October 26, 2016
Purdue hosting third human library to improve relations
WEST LAFAYETTE, Ind. - Purdue University's Krannert School of Management will host its third annual Human Library event Nov. 4.
The Human Library, sponsored by Krannert's Jane Brock-Wilson Women in Management Center, Purdue Libraries and the Office of the Vice Provost for Student Life's Inclusion Task Force, is aimed at fighting prejudice and improving relations among those from Krannert, the university and the Lafayette/West Lafayette community.
The event, which is free and open to the public, will be 10 a.m. to 3 p.m. in the Purdue Memorial Union South Ballroom.
Originally initiated by a Danish youth movement "Stop the Violence" in 2000, Human Library is a civic engagement tool designed to promote dialogue among community members to reduce biases and encourage understanding. In this library, "books" are people. "Readers" check out "books" for an open and safe conversation.
"The Human Library format can help strengthen dialogue among different cultures, fight bias and promote inclusion," said Candi Lange, director of the Jane Brock-Wilson Women in Management Center. "It provides a safe space for communication and, hopefully, better understanding of differences."
The Human Library provides a platform for conversations that include unconscious biases that may reduce career and life opportunities. "Books" are not asked to prepare a speech; instead they come ready to engage in conversation with strangers about biases or stereotypes they have encountered related to their book title. A reader can borrow a book for a 30-minute period; during the conversation, readers are encouraged to ask questions and share their point of view, but always with respect for the book volunteer.

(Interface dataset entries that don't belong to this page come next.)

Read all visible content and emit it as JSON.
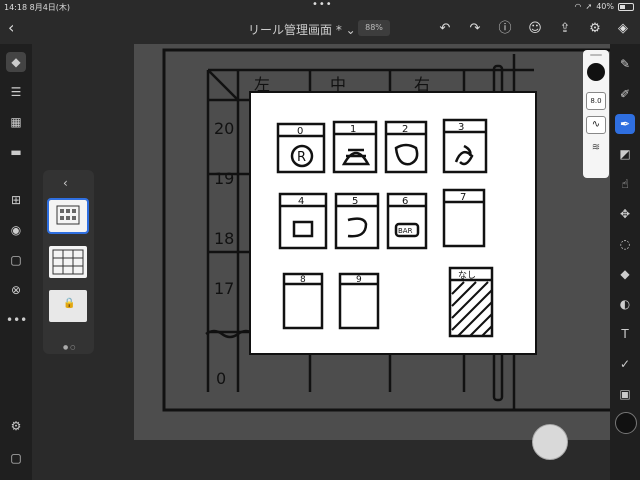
{
  "status": {
    "time": "14:18",
    "date": "8月4日(木)",
    "battery": "40%",
    "battery_level": 0.4,
    "dots": "•••"
  },
  "header": {
    "title": "リール管理画面 *",
    "zoom": "88%",
    "icons": [
      "back-icon",
      "undo-icon",
      "redo-icon",
      "help-icon",
      "share-user-icon",
      "export-icon",
      "settings-icon",
      "layers-stack-icon"
    ]
  },
  "left_toolbar": [
    "layers-icon",
    "adjust-icon",
    "grid-icon",
    "comment-icon",
    "add-layer-icon",
    "visibility-icon",
    "mask-icon",
    "blend-icon",
    "more-icon",
    "properties-icon",
    "frame-icon"
  ],
  "layers_panel": {
    "pages": 2,
    "current_page": 1
  },
  "brush_panel": {
    "size": "8.0",
    "color": "#111111"
  },
  "right_toolbar": [
    "brush-icon",
    "pixel-brush-icon",
    "vector-brush-icon",
    "eraser-icon",
    "smudge-icon",
    "move-icon",
    "lasso-icon",
    "fill-icon",
    "liquify-icon",
    "text-icon",
    "eyedropper-icon",
    "image-icon"
  ],
  "canvas": {
    "header_cells": [
      "左",
      "中",
      "右"
    ],
    "row_labels": [
      "20",
      "19",
      "18",
      "17",
      "0"
    ],
    "symbol_numbers": [
      "0",
      "1",
      "2",
      "3",
      "4",
      "5",
      "6",
      "7",
      "8",
      "9",
      "なし"
    ],
    "overlay_labels": [
      "R",
      "BAR"
    ]
  },
  "colors": {
    "accent": "#2f6fe0",
    "bg": "#2a2a2a",
    "paper": "#ffffff"
  }
}
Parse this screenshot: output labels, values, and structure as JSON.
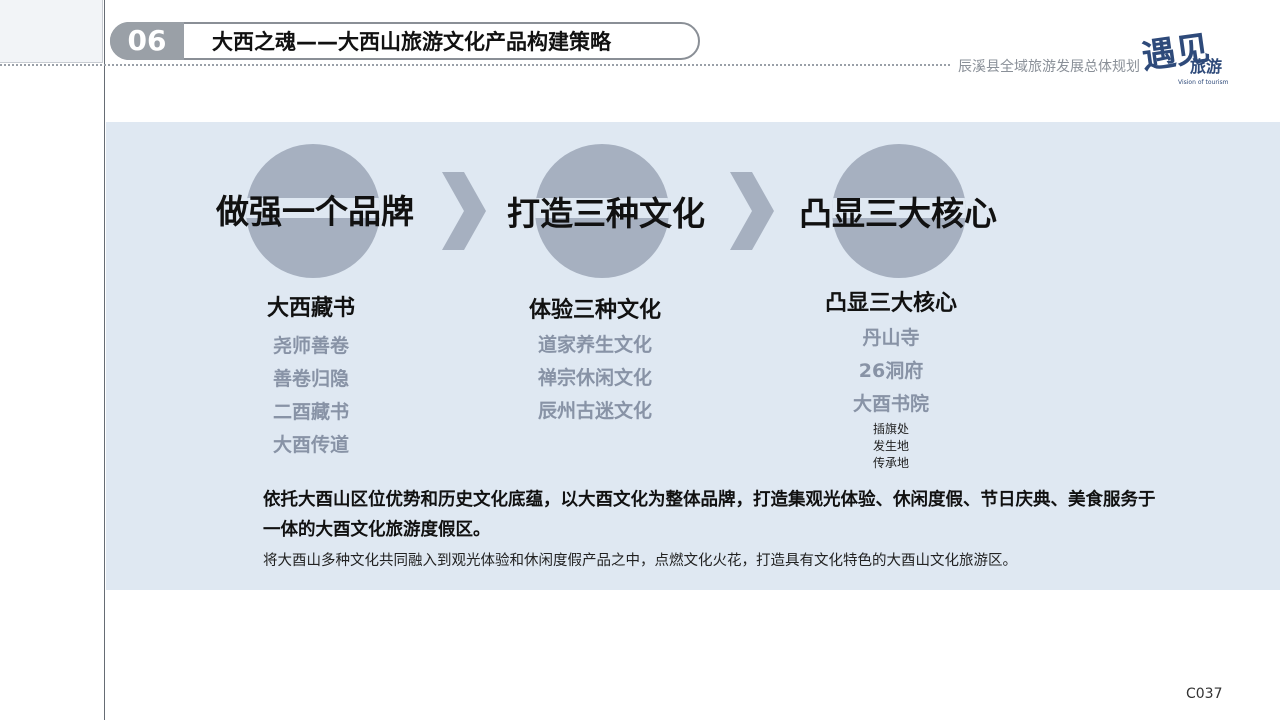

The Human Library will offer more than 50 human books - women and men.
"We all have prejudices and quick judgments we make about people and their circumstances," said Carol Ben-Davies, assistant dean of students. "It's what we do with those thoughts that makes all the difference in bringing our communities together or pulling us apart. The Human Library is perfect in its design to help us hear and learn from people in all walks of life."
For more information, contact firstname.lastname@example.org.
News Service Contact: Howard Hewitt, 765-494-9541, email@example.com
Sources: Candi Lange, 765-494-5768, firstname.lastname@example.org
Carol Ben-Davies, 765-494-1747, email@example.com